I’ve spent much of my life among Latvian communities in exile on practically every continent except Antarctica, and it obviously prepared me sufficiently well and helped me preserve my Latvian identity, that I was able to return when Latvia did become free, even if it did take half a century to wait for it. And I could take on being president, and there was no problem of transition because of that. And finally about rebuilding, when cities are getting rebuilt, hospitals and so on, I think the greatest advances in everywhere in the world in terms of hospitals certainly will have to be taken into account. And it is a great news to hear from Greece for instance that they have already a vision for concrete places where what kind of hospital they’re going to build back in Mariupol.

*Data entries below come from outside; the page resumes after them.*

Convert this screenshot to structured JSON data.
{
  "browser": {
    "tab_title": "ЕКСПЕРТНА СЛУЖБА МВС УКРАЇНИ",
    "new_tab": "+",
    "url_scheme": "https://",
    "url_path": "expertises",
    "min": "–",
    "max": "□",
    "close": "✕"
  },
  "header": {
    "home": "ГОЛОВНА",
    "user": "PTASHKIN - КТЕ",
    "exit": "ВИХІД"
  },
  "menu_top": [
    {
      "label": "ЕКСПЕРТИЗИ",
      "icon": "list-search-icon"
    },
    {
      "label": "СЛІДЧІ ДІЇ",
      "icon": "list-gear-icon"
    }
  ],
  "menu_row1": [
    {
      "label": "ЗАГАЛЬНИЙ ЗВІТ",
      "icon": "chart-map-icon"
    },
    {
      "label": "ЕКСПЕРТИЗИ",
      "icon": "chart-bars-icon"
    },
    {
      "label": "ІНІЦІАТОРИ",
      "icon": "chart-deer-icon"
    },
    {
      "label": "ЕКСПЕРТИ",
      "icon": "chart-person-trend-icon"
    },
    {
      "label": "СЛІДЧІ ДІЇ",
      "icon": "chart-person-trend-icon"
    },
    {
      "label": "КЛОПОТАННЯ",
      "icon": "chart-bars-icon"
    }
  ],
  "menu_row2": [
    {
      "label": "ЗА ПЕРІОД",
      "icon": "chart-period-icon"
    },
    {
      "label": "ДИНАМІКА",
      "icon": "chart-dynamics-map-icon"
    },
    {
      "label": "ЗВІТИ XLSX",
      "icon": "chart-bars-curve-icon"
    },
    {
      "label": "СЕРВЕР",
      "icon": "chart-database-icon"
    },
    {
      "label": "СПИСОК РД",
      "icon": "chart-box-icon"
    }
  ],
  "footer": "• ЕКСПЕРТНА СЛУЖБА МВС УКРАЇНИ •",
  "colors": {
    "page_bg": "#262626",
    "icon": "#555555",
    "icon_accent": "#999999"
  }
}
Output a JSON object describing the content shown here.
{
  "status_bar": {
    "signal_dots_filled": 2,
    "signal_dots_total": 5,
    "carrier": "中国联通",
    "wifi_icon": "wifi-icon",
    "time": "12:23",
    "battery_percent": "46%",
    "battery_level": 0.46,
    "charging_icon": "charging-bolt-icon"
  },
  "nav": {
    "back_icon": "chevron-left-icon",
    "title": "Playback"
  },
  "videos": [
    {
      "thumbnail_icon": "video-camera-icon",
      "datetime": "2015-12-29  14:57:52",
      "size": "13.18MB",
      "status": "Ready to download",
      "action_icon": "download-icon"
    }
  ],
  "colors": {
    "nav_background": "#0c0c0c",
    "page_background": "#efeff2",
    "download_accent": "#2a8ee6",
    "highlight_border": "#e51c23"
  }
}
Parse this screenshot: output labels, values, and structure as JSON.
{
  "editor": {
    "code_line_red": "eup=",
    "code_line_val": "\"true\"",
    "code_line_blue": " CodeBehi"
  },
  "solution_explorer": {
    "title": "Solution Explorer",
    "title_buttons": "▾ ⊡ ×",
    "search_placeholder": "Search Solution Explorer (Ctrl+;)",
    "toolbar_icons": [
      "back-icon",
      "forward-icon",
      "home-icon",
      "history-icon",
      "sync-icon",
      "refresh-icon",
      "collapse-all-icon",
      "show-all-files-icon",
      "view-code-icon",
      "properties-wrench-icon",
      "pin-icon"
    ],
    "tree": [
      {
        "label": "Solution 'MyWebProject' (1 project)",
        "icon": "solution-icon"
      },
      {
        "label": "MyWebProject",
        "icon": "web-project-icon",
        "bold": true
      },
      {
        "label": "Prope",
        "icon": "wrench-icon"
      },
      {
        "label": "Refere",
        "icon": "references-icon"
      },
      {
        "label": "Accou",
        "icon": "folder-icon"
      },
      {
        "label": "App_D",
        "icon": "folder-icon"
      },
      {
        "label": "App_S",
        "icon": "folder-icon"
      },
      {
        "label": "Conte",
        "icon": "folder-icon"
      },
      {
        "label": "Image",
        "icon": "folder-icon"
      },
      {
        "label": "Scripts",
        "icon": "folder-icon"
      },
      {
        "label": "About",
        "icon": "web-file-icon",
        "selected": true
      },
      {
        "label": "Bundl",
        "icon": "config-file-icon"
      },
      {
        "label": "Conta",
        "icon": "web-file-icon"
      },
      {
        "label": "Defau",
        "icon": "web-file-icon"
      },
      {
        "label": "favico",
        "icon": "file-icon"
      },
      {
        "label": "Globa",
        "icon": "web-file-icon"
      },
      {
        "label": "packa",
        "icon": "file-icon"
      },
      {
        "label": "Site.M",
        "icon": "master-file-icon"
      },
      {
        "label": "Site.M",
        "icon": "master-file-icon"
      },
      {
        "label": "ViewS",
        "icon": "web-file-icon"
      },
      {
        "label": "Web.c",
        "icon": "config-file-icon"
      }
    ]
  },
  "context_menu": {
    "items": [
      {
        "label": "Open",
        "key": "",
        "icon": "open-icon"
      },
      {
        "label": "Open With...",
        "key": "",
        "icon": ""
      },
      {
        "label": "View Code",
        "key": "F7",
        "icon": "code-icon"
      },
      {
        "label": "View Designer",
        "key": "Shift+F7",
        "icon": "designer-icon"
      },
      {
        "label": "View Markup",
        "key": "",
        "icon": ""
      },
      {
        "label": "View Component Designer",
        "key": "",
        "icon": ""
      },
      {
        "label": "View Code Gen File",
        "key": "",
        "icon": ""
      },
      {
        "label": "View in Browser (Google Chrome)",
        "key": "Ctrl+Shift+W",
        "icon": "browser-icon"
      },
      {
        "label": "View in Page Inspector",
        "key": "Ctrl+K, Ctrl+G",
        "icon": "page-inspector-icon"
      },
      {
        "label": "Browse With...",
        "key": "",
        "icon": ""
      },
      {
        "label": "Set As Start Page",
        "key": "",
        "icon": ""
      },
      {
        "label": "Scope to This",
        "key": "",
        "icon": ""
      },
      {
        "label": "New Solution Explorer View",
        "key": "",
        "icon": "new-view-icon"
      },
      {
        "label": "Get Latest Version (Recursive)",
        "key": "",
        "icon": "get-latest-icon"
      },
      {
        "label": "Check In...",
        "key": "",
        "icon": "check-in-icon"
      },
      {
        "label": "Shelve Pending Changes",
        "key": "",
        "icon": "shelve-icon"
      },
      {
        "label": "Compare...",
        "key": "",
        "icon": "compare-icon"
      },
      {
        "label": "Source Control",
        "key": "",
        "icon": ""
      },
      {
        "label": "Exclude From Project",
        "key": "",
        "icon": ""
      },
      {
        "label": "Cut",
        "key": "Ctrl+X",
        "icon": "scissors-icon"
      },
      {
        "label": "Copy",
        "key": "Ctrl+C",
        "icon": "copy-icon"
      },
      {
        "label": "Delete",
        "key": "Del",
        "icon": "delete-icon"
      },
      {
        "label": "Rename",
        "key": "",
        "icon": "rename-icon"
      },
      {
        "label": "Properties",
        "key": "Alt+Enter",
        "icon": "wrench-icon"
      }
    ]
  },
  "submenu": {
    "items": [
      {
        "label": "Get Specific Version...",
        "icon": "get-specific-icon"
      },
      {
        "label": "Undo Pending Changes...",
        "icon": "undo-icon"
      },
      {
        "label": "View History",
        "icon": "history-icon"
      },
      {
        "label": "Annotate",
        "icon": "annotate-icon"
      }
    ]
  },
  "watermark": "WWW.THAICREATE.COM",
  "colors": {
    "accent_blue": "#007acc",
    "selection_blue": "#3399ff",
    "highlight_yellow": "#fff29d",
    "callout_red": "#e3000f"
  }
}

But may I just add one note of caution, is that the people who leave their homes are those who do it reluctantly. They suffer for it. I remember the pain of losing everything that you love, not just the people you are with, your grandma, your aunts, and your uncles, and so on, but the street on which you live, the tree outside the window, and all that sort of thing. So when cities get to rebuild, please, city planners and those who will be offering international aid, do not forget to consult the former inhabitants who live there, because there they will have an emotional need for something that will remind them of the city that has been destroyed, and something that they held dear, and something that they can hang on to so that the continuity of their identity can be built on upon it.
But ladies and gentlemen, may I as a former refugee, thank you all, and as the former president of a country that waited 15 years to recover its independence, thank you all and everyone for the help you are giving to this country, which is under brutal, unmotivated, and completely irrational attack by a totally delusional man who has brings with him a delusional ideology and sadly seems to have influenced his nation as well. Thank you all.